“Also, the nature of what most younger musicians are doing now hasn’t got much to do with trying to be the next Jimi Hendrix or nicking some honest, brilliant down-home dirty Robert Johnson tune to turn it into edgy heavy rock.
“But it’s very hard to say who’s going to turn up [at the concerts]. Every audience is different and they all contribute to the night. If the audience is cold, it can often make for a more withdrawn performance.
“But if the audience is warm, or at least forgiving, then that makes for a relaxed gig. Obviously, you don’t want a totally sycophantic crowd. You want them to be critical, otherwise you might as well come in on a cloud with big white wings.”
That last remark encapsulates Harper’s dry-as-Nevada sense of humour. One minute, he was talking about his recent visits to Scotland, whether as a special guest for ethereal folk star Joanna Newsom, or playing King Tut’s Wah-Wah Hut in Glasgow where he was entranced by a “very attractive atmosphere.”
The next minute, he was discussing the re-release of some of his classic vinyl recordings and focusing on finishing some new material.
He added: “Some of it hasn’t been available for 30 years, so it has needed a revamp and lots of remixing has been going on. I’ve been thinking about doing this for the last few years, but I haven’t got round to it. Remixing and re-sculpting records is a difficult and time-consuming job, especially when, to the casual listener, there’s not a fantastic difference between before and after.
“The re-released records, “Flat Baroque and Berserk”, “Stormcock” and “Lifemask” are all coming out together. I think it’s long been obvious that they were too ambitious for their time and they might be more appreciated in the current climate.
“After all, the songs were written about issues that are now much more widely understood and particularly during the last few years.
“I think all three are as timeless as their influences and that they will be listened to for a very long time. I’m also working on some new songs, but I’ve been sidetracked. Hopefully, I’ll be back onto the new songs when the tour is finished.”

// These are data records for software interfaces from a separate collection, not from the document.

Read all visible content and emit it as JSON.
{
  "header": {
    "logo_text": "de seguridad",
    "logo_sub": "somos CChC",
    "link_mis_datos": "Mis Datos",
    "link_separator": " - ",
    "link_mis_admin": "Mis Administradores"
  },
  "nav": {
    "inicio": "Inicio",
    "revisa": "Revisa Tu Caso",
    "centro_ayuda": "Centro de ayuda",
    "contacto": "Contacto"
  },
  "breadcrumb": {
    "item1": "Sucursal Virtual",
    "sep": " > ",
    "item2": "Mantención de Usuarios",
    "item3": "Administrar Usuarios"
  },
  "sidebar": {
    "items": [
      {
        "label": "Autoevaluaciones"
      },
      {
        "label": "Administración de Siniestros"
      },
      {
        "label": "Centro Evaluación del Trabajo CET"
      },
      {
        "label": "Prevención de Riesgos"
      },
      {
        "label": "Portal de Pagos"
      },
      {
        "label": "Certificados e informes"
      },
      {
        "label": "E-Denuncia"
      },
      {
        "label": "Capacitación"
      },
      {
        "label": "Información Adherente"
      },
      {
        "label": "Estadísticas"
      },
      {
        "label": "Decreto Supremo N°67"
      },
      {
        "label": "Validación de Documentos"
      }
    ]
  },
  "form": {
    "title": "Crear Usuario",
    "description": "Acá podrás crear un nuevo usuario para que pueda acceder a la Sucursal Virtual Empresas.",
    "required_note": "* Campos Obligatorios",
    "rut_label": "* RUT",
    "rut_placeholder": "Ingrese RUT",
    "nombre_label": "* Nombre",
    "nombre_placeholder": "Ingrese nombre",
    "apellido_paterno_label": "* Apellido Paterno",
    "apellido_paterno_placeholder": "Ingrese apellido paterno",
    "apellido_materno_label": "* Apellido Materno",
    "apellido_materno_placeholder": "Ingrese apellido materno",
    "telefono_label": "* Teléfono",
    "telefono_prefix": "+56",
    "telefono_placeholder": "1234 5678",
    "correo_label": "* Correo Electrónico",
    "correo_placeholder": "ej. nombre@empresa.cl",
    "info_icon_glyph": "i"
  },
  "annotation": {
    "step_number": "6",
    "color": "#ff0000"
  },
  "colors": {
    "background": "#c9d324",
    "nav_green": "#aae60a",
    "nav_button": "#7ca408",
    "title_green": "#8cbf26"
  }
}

It’s clear that this old cricketer has no intention of leaving the crease for the foreseeable future!